uring the throes of Brexit, voters were willing to turn a blind eye to some extraordinary steps, perhaps most notably the unlawful closing down of Parliament.
They were not overly bothered about the Government’s scant regard for following international law as it sought to rewrite a treaty while the ink was almost still drying.
However, voters hate sleaze and double standards and on Thursday in North Shropshire they vented their fury at both.
Many are angry at apparent double standards at the heart of Government so glaringly exposed by the No10 “Christmas Party”, last December when London was under strict Tier 3 lockdown rules.
As details of more festive gatherings in Whitehall have emerged, that ire, possibly fuelled by gloom over the pandemic, has only grown.
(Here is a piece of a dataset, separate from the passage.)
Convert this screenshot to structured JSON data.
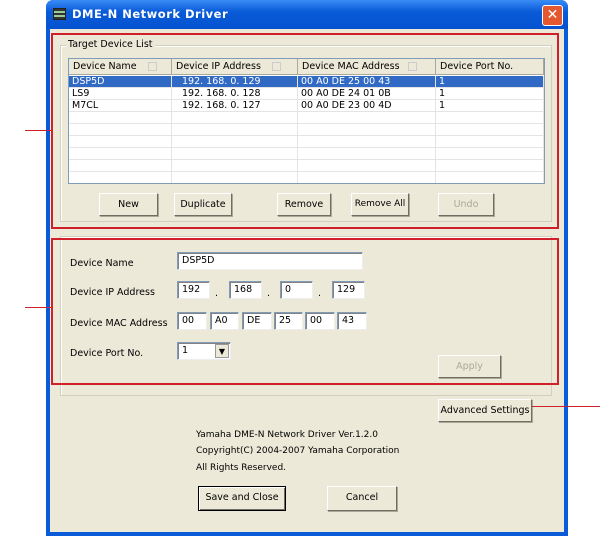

Over the decades, the Cabinet Secretary has been called in on numerous occasions to seemingly square circles and ensure the smooth running of Government.
Boris Johnson has asked the current incumbent Simon Case to investigate whether there was a Xmas party in Downing Street.
But whether his probe finds remnants of tinsel or champagne corks brushed under the carpet, or not, the voters of North Shropshire have given their verdict – so it appears the nation has made up its mind.
The by-election was called after former Cabinet minister Owen Paterson quit as the local MP.
The Standards Committee had recommended he be suspended from the Commons for 30 days after being found to have “repeatedly” used his position as an MP to benefit two companies who paid him as a consultant.
Voters don’t like sleaze and Mr Johnson, egged on by a string of senior Tory MPs, made the row worse by moving to tear up the current standards system, to introduce an appeal mechanism, and blocking Mr Paterson’s immediate suspension.
Hit by a backlash, the Prime Minister then U-turned, adding a flavour of incompetence to the toxic mix of sleaze and apparent special favours.
Most rows blow over at Westminster, though the Liberal Democrats never recovered from their U-turn on university tuition fees.
However, a growing number of Tory MPs are ready to move against Mr Johnson if their party is still lagging significantly behind Labour as they go through next year.
They picked him as an election winner.
Once they no longer believe that he is, their support will disappear quicker than the canapes at those “Christmas Parties”.